◆ TASK PROMPT
Copy out each line below exactly as written.

(Entries taken from a collection)
>>>

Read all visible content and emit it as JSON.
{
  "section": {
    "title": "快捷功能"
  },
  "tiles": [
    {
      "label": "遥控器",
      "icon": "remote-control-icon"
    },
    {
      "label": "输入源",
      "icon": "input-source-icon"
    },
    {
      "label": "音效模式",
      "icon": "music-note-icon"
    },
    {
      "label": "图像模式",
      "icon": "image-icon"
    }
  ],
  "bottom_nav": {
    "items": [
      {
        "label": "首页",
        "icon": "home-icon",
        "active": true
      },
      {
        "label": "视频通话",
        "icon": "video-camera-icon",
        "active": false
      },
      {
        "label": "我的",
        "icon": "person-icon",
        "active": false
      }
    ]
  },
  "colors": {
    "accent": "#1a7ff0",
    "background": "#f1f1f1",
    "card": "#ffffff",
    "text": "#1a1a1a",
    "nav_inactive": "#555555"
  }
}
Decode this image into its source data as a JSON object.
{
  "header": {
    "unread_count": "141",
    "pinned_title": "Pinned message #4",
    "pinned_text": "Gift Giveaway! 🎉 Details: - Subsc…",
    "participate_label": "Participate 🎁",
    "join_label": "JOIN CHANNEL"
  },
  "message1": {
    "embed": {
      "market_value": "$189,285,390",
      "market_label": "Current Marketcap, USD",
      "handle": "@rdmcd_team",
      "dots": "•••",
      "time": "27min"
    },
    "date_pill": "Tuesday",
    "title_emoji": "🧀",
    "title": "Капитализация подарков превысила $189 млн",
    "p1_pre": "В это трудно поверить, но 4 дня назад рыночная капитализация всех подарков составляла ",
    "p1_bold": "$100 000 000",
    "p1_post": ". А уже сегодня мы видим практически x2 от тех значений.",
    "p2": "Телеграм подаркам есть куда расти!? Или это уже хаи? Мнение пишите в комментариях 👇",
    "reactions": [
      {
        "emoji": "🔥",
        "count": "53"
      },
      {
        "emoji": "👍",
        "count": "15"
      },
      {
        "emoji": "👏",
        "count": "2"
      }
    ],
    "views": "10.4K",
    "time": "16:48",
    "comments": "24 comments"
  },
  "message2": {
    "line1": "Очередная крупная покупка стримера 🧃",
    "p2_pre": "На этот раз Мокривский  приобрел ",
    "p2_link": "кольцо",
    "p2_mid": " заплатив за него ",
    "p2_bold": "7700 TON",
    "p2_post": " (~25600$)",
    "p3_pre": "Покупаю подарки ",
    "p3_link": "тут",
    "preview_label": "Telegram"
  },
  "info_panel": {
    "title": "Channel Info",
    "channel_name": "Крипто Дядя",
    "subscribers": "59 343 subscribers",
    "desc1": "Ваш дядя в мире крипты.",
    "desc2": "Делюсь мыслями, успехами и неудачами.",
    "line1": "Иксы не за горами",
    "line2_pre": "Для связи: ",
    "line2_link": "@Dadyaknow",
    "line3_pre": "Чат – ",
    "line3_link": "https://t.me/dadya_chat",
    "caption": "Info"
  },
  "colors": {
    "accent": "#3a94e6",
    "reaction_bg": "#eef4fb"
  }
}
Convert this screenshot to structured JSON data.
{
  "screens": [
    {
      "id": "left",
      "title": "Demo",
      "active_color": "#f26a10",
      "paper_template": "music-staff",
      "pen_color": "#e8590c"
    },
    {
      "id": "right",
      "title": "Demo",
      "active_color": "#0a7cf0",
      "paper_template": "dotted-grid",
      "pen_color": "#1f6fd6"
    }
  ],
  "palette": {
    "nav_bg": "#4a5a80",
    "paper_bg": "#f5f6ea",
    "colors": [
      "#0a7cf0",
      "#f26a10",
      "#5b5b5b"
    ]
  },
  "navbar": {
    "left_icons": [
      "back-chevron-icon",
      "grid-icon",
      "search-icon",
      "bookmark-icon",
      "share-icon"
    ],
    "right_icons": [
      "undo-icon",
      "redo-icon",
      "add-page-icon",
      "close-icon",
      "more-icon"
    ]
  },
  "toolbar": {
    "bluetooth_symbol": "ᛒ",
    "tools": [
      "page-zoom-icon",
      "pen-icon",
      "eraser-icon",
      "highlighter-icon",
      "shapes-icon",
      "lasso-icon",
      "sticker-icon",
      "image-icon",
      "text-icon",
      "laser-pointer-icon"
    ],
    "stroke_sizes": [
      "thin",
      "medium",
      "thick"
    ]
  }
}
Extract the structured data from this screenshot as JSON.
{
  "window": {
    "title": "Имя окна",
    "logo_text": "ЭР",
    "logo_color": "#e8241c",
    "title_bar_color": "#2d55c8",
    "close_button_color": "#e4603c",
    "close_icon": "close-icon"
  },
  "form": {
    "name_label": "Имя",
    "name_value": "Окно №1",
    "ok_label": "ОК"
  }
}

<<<

◆ RESULT OF THIS TASK
Read all visible content and emit it as JSON.
{
  "section": {
    "title": "快捷功能"
  },
  "tiles": [
    {
      "label": "遥控器",
      "icon": "remote-control-icon"
    },
    {
      "label": "输入源",
      "icon": "input-source-icon"
    },
    {
      "label": "音效模式",
      "icon": "music-note-icon"
    },
    {
      "label": "图像模式",
      "icon": "image-icon"
    }
  ],
  "bottom_nav": {
    "items": [
      {
        "label": "首页",
        "icon": "home-icon",
        "active": true
      },
      {
        "label": "视频通话",
        "icon": "video-camera-icon",
        "active": false
      },
      {
        "label": "我的",
        "icon": "person-icon",
        "active": false
      }
    ]
  },
  "colors": {
    "accent": "#1a7ff0",
    "background": "#f1f1f1",
    "card": "#ffffff",
    "text": "#1a1a1a",
    "nav_inactive": "#555555"
  }
}
Decode this image into its source data as a JSON object.
{
  "header": {
    "unread_count": "141",
    "pinned_title": "Pinned message #4",
    "pinned_text": "Gift Giveaway! 🎉 Details: - Subsc…",
    "participate_label": "Participate 🎁",
    "join_label": "JOIN CHANNEL"
  },
  "message1": {
    "embed": {
      "market_value": "$189,285,390",
      "market_label": "Current Marketcap, USD",
      "handle": "@rdmcd_team",
      "dots": "•••",
      "time": "27min"
    },
    "date_pill": "Tuesday",
    "title_emoji": "🧀",
    "title": "Капитализация подарков превысила $189 млн",
    "p1_pre": "В это трудно поверить, но 4 дня назад рыночная капитализация всех подарков составляла ",
    "p1_bold": "$100 000 000",
    "p1_post": ". А уже сегодня мы видим практически x2 от тех значений.",
    "p2": "Телеграм подаркам есть куда расти!? Или это уже хаи? Мнение пишите в комментариях 👇",
    "reactions": [
      {
        "emoji": "🔥",
        "count": "53"
      },
      {
        "emoji": "👍",
        "count": "15"
      },
      {
        "emoji": "👏",
        "count": "2"
      }
    ],
    "views": "10.4K",
    "time": "16:48",
    "comments": "24 comments"
  },
  "message2": {
    "line1": "Очередная крупная покупка стримера 🧃",
    "p2_pre": "На этот раз Мокривский  приобрел ",
    "p2_link": "кольцо",
    "p2_mid": " заплатив за него ",
    "p2_bold": "7700 TON",
    "p2_post": " (~25600$)",
    "p3_pre": "Покупаю подарки ",
    "p3_link": "тут",
    "preview_label": "Telegram"
  },
  "info_panel": {
    "title": "Channel Info",
    "channel_name": "Крипто Дядя",
    "subscribers": "59 343 subscribers",
    "desc1": "Ваш дядя в мире крипты.",
    "desc2": "Делюсь мыслями, успехами и неудачами.",
    "line1": "Иксы не за горами",
    "line2_pre": "Для связи: ",
    "line2_link": "@Dadyaknow",
    "line3_pre": "Чат – ",
    "line3_link": "https://t.me/dadya_chat",
    "caption": "Info"
  },
  "colors": {
    "accent": "#3a94e6",
    "reaction_bg": "#eef4fb"
  }
}
Convert this screenshot to structured JSON data.
{
  "screens": [
    {
      "id": "left",
      "title": "Demo",
      "active_color": "#f26a10",
      "paper_template": "music-staff",
      "pen_color": "#e8590c"
    },
    {
      "id": "right",
      "title": "Demo",
      "active_color": "#0a7cf0",
      "paper_template": "dotted-grid",
      "pen_color": "#1f6fd6"
    }
  ],
  "palette": {
    "nav_bg": "#4a5a80",
    "paper_bg": "#f5f6ea",
    "colors": [
      "#0a7cf0",
      "#f26a10",
      "#5b5b5b"
    ]
  },
  "navbar": {
    "left_icons": [
      "back-chevron-icon",
      "grid-icon",
      "search-icon",
      "bookmark-icon",
      "share-icon"
    ],
    "right_icons": [
      "undo-icon",
      "redo-icon",
      "add-page-icon",
      "close-icon",
      "more-icon"
    ]
  },
  "toolbar": {
    "bluetooth_symbol": "ᛒ",
    "tools": [
      "page-zoom-icon",
      "pen-icon",
      "eraser-icon",
      "highlighter-icon",
      "shapes-icon",
      "lasso-icon",
      "sticker-icon",
      "image-icon",
      "text-icon",
      "laser-pointer-icon"
    ],
    "stroke_sizes": [
      "thin",
      "medium",
      "thick"
    ]
  }
}
Extract the structured data from this screenshot as JSON.
{
  "window": {
    "title": "Имя окна",
    "logo_text": "ЭР",
    "logo_color": "#e8241c",
    "title_bar_color": "#2d55c8",
    "close_button_color": "#e4603c",
    "close_icon": "close-icon"
  },
  "form": {
    "name_label": "Имя",
    "name_value": "Окно №1",
    "ok_label": "ОК"
  }
}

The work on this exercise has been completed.